The task
Would you please state how many lines in the entries contain the word "match"? Only the number should be given.

Records to process
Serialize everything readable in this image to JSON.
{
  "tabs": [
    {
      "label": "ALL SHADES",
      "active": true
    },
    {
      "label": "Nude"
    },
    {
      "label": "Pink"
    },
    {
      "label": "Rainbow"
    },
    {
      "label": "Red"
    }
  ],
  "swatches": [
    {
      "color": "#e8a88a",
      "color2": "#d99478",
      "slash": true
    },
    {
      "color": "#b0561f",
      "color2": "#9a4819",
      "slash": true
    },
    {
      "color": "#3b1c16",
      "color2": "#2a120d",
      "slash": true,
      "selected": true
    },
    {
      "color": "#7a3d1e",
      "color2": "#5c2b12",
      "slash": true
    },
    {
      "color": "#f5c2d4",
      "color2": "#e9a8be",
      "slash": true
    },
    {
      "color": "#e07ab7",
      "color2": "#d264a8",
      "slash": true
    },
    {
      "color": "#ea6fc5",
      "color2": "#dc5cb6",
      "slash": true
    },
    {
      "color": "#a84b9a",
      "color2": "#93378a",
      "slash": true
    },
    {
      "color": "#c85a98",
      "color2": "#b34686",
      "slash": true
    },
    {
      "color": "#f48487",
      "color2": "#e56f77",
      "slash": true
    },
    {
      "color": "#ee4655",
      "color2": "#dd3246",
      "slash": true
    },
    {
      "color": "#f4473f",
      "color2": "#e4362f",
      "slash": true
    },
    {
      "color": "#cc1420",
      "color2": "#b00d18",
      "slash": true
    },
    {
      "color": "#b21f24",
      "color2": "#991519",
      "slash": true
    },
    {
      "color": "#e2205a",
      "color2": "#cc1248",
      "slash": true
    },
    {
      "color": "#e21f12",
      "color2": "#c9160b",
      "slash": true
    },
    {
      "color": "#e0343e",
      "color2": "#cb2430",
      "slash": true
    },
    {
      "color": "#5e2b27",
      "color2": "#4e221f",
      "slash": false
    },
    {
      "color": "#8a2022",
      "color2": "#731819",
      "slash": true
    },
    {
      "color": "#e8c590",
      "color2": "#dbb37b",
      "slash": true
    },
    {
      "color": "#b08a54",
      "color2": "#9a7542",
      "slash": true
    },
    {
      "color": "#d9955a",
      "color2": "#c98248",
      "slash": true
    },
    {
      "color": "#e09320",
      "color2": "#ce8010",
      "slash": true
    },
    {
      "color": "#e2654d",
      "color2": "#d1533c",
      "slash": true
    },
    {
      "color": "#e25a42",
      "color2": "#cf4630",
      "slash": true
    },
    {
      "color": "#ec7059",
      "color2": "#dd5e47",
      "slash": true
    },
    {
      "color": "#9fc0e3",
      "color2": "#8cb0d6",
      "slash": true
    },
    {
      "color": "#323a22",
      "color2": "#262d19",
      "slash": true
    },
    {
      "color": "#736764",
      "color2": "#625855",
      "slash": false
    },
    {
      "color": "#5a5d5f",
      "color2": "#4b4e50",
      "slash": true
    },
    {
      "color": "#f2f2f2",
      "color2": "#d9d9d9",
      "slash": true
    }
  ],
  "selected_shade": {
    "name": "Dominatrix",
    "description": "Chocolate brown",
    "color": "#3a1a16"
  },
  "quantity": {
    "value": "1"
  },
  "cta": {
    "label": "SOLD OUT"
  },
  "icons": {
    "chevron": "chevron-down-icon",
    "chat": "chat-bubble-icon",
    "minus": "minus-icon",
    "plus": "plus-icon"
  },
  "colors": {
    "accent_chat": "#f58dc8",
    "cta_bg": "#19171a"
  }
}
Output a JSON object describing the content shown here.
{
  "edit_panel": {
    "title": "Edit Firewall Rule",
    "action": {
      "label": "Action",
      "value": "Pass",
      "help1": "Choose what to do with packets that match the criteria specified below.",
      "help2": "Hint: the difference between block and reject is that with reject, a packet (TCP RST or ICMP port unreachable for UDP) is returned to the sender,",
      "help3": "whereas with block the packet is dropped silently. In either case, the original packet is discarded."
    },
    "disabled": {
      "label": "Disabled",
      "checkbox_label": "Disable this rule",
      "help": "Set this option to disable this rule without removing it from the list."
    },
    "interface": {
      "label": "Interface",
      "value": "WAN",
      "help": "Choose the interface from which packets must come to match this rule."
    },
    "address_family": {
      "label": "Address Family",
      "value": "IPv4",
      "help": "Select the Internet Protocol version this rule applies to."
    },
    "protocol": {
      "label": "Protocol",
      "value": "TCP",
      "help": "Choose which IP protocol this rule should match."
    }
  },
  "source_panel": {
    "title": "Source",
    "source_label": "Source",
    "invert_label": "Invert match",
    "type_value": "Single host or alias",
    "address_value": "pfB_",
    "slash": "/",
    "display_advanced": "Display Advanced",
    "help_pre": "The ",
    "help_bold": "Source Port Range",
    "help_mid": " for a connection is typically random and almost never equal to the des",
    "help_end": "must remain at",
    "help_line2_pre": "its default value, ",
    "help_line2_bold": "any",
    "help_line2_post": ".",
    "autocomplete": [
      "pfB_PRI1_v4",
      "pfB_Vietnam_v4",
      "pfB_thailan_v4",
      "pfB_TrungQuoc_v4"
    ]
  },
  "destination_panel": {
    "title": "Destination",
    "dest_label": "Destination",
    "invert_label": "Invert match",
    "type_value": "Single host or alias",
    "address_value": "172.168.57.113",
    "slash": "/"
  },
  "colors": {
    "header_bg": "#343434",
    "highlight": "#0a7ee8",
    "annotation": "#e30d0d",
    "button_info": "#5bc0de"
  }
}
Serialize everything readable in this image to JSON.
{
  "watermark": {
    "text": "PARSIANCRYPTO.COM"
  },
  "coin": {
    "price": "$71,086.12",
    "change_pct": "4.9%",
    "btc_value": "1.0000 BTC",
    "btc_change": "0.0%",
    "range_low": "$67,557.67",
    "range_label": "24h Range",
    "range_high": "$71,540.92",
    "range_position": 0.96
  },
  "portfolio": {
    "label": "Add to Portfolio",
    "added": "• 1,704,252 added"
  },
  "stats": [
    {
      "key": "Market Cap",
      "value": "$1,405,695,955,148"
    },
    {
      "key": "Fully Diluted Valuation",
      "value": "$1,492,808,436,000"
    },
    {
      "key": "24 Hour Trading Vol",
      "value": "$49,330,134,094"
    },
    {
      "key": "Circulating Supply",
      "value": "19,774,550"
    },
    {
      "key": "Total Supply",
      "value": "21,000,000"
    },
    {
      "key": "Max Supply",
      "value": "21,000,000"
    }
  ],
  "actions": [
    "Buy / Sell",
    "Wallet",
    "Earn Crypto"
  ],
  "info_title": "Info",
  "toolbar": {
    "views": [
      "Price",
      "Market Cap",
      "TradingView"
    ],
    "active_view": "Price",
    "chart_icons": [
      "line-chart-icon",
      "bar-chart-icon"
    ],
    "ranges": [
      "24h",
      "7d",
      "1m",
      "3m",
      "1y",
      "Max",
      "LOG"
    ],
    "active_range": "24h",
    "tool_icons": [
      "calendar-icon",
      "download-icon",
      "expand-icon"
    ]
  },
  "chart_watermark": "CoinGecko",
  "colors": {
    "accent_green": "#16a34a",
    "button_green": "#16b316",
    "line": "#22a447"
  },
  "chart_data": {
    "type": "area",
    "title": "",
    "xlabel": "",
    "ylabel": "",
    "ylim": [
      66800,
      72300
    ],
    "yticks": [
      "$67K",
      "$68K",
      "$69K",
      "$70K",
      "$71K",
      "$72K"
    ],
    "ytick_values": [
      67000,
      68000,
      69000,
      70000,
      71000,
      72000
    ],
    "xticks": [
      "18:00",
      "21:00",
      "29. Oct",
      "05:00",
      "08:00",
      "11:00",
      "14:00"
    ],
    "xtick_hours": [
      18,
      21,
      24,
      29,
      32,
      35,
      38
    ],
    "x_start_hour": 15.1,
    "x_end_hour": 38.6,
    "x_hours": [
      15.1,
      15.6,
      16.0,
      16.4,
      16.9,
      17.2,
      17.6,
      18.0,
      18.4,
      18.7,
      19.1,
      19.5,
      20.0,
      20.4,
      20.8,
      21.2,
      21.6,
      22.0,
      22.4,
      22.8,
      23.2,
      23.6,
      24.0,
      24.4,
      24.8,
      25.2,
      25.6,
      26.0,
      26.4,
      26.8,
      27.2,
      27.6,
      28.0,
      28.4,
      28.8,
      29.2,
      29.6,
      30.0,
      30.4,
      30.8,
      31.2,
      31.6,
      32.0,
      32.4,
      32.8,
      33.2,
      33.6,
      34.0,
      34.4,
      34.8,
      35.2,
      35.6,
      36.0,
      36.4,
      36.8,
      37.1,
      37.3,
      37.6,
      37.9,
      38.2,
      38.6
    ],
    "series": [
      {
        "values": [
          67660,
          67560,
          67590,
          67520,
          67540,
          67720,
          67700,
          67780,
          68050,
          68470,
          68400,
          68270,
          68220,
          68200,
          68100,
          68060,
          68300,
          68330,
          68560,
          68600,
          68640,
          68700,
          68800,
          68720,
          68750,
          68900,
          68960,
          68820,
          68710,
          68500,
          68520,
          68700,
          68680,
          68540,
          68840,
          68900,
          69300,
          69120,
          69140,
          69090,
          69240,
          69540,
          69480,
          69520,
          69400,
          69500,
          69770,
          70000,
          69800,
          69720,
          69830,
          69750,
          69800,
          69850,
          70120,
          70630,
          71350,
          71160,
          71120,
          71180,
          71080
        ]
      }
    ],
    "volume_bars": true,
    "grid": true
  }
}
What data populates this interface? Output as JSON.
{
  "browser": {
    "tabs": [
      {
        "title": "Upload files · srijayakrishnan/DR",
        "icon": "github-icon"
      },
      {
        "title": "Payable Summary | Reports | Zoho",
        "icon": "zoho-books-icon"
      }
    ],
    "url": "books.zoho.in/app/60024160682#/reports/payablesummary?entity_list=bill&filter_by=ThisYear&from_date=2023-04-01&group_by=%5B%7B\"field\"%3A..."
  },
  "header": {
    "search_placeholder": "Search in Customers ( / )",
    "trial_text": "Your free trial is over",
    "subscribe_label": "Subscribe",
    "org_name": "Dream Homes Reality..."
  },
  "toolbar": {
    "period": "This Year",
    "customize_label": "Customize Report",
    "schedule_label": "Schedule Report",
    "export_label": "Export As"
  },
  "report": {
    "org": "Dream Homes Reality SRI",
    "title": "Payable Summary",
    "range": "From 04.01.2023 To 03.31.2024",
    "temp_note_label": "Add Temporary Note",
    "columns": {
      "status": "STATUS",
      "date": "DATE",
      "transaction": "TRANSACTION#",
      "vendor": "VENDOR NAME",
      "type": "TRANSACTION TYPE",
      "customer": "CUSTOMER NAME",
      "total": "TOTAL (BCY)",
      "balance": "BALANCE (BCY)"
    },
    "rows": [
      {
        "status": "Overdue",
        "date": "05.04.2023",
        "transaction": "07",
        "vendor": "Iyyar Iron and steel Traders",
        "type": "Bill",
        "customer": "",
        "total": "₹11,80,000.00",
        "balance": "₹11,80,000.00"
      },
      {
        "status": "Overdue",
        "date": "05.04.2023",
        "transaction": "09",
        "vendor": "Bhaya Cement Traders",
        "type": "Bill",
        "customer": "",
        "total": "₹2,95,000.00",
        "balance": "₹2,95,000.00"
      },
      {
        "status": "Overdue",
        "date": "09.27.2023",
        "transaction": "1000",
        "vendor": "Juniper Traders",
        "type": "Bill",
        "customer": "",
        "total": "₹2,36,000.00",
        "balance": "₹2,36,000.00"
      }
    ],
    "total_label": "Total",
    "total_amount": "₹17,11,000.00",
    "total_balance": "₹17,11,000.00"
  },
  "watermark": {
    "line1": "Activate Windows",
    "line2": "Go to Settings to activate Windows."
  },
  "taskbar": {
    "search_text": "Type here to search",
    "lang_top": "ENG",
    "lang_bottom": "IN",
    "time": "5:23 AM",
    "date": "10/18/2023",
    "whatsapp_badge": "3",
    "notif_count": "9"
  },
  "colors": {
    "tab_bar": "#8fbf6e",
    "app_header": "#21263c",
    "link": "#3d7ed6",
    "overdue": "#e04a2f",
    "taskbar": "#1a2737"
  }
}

Task result
5